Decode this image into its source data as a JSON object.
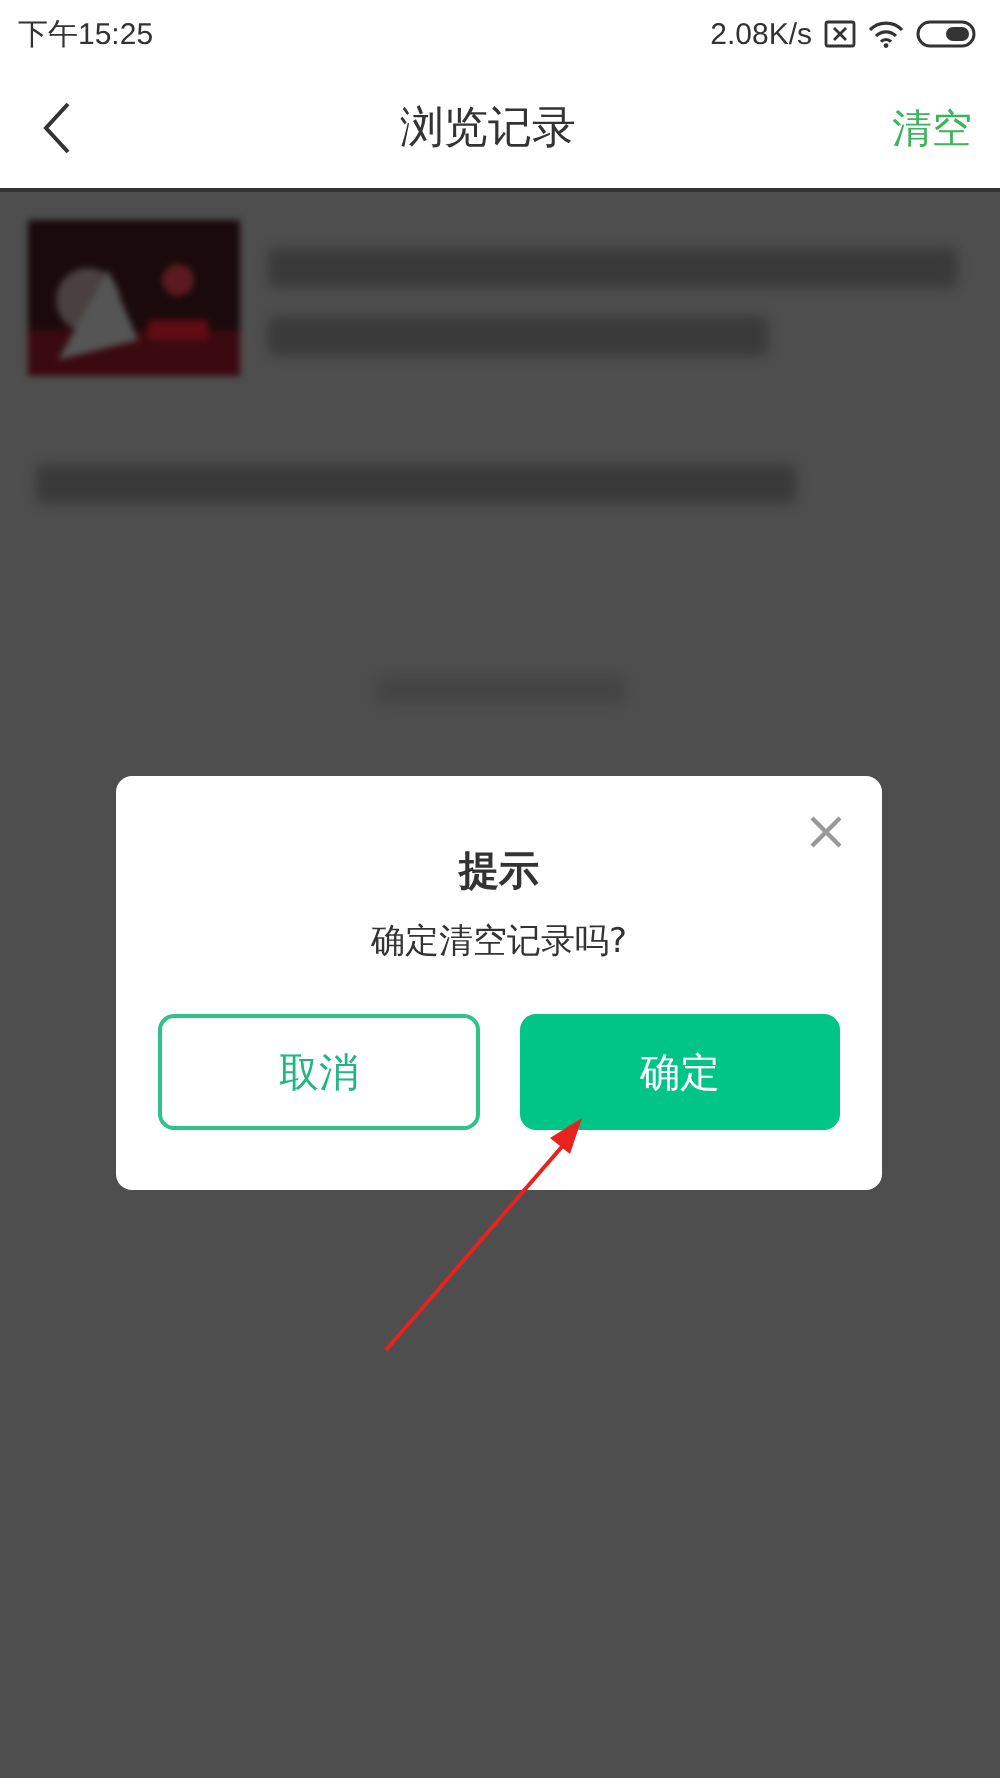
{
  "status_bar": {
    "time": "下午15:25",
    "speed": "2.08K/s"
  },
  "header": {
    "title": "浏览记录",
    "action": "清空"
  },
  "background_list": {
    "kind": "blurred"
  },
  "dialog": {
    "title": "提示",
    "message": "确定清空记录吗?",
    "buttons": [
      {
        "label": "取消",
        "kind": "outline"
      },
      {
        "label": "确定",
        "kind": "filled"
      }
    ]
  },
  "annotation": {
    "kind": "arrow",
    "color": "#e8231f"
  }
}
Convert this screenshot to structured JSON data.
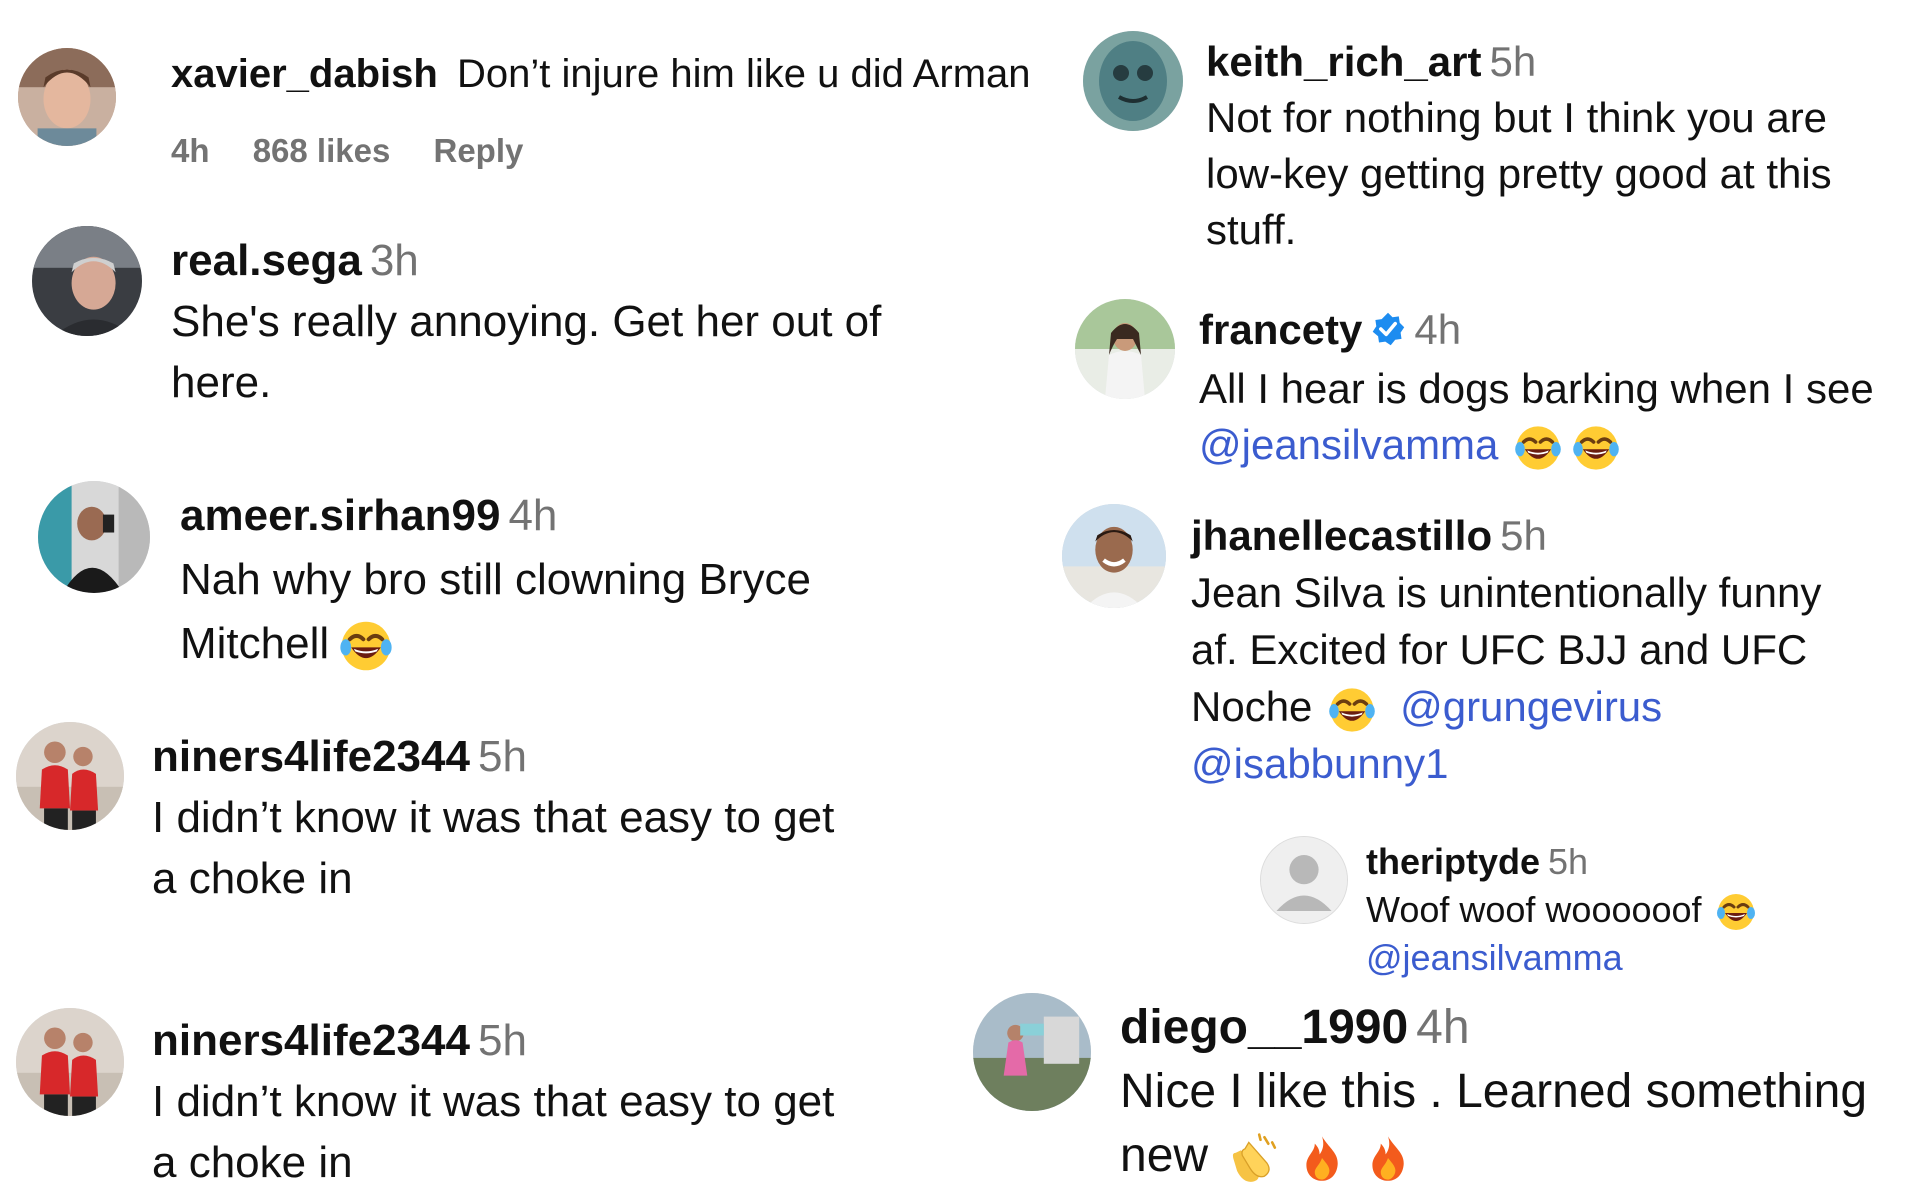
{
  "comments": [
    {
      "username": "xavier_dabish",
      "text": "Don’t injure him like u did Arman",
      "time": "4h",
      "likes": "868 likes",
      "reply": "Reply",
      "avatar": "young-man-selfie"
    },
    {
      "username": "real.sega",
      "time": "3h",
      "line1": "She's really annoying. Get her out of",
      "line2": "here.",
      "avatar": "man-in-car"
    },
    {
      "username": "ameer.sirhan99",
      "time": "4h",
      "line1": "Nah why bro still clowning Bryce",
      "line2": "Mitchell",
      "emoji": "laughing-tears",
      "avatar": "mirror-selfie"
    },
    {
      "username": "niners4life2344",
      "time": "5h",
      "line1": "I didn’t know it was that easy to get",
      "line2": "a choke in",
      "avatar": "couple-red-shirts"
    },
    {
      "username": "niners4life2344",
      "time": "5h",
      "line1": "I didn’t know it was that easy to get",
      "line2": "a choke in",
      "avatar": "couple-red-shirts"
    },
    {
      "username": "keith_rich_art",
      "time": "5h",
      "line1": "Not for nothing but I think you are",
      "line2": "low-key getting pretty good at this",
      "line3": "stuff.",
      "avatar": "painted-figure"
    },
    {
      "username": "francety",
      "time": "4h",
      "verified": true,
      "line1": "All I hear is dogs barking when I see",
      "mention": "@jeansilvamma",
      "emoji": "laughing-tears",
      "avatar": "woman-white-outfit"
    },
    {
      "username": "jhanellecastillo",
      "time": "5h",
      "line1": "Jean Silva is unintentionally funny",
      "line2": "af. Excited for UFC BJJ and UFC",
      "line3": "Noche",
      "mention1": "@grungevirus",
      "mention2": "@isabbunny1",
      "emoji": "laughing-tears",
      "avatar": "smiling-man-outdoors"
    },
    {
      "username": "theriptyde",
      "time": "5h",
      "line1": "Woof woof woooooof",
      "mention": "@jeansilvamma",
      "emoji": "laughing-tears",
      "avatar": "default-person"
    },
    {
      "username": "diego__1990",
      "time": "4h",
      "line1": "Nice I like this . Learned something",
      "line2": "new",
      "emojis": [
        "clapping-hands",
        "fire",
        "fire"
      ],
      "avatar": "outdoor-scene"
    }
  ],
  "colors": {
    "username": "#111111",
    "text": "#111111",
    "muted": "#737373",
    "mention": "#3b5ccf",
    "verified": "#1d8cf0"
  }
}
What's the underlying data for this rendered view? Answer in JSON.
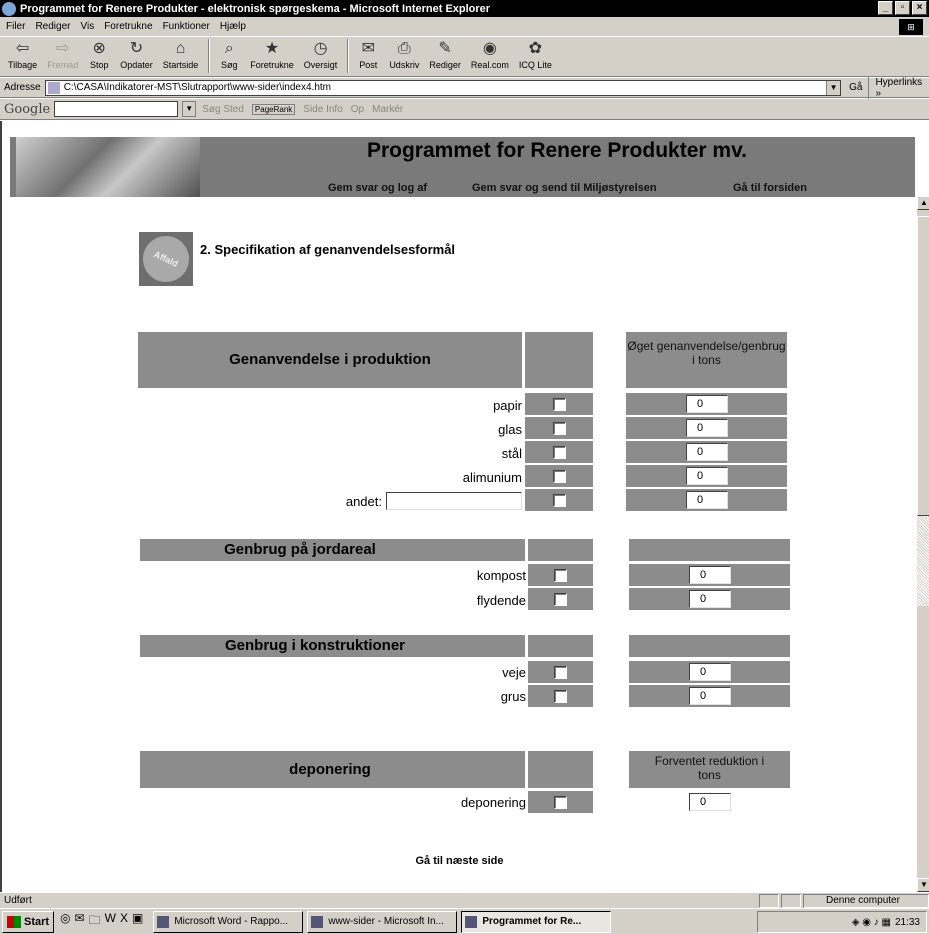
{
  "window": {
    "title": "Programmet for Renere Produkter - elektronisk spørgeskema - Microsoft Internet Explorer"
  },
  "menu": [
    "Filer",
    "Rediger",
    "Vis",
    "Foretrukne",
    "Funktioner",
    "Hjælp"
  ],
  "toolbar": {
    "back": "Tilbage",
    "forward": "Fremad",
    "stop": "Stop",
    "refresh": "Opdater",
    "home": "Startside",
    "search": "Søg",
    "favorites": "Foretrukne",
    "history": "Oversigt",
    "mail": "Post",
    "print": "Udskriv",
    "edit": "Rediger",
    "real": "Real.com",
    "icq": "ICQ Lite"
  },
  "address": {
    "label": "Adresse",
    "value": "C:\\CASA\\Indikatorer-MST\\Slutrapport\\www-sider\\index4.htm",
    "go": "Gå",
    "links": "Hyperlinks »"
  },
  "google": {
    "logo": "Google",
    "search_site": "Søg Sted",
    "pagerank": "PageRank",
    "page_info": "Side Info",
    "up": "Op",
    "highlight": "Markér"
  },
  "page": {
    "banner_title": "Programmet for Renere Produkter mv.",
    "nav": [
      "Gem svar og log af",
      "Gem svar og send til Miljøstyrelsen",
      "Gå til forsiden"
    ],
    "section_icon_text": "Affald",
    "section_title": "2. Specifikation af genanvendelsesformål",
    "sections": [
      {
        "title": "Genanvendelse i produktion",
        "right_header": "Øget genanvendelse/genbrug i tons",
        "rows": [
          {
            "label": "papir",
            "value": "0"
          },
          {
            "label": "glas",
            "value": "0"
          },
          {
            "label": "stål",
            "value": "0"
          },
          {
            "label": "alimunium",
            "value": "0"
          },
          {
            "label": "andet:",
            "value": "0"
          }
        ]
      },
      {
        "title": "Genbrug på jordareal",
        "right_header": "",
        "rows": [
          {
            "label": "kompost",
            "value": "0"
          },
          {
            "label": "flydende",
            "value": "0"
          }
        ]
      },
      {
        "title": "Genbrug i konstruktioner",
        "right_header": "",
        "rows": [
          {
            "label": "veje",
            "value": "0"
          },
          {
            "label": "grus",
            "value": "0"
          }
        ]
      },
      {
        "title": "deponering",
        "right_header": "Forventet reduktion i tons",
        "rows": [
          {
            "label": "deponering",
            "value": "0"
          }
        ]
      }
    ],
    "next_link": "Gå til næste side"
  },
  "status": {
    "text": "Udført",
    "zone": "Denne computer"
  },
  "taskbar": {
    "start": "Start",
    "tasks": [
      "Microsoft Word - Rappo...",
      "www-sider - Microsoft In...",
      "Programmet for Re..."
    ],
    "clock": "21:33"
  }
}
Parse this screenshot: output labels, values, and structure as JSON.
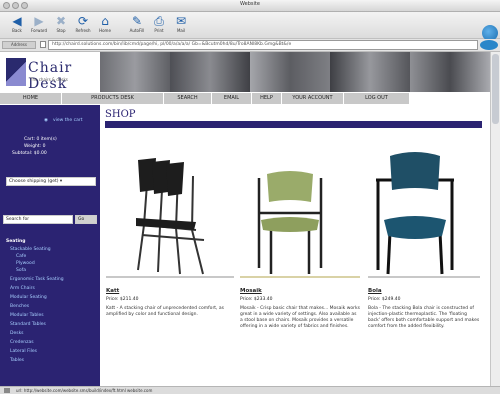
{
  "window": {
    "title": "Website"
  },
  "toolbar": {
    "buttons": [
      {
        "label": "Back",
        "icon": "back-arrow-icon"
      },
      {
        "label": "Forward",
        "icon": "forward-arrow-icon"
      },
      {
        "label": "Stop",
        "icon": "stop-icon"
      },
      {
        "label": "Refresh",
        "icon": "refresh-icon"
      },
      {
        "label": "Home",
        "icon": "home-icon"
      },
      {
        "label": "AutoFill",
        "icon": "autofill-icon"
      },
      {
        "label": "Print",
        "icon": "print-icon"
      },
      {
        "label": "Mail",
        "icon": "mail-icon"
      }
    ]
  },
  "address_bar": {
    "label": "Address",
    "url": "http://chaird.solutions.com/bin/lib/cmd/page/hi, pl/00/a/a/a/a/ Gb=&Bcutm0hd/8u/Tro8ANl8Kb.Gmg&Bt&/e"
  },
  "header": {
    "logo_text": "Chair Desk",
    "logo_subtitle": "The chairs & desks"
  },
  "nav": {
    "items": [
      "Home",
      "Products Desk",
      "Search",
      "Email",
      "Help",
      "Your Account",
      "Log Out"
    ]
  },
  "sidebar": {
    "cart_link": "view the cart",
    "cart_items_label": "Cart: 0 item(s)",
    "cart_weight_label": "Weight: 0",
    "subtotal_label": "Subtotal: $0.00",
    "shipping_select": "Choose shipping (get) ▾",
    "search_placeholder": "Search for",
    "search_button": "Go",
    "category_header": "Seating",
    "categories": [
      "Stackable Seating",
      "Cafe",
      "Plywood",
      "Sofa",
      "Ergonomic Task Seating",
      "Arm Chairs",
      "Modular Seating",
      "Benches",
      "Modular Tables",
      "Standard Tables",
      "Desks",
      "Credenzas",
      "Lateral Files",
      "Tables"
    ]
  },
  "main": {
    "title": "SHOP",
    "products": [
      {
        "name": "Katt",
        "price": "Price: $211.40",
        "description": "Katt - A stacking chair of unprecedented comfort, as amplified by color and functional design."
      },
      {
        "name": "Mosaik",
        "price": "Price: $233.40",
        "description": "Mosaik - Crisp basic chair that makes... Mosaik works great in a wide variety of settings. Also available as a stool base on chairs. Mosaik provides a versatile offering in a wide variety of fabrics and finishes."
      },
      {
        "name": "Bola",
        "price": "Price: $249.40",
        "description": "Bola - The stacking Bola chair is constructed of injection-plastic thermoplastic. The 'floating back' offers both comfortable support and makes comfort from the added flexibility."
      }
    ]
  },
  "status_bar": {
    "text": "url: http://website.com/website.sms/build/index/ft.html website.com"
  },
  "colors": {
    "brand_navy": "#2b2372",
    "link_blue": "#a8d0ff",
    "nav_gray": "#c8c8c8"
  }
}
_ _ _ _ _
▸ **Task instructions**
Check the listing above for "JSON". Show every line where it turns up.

▸ **Response to this task**
Decode this image into its source data as a JSON object.
Convert this screenshot to structured JSON data.
What's the underlying data for this rendered view? Answer in JSON.
Parse this screenshot: output labels, values, and structure as JSON.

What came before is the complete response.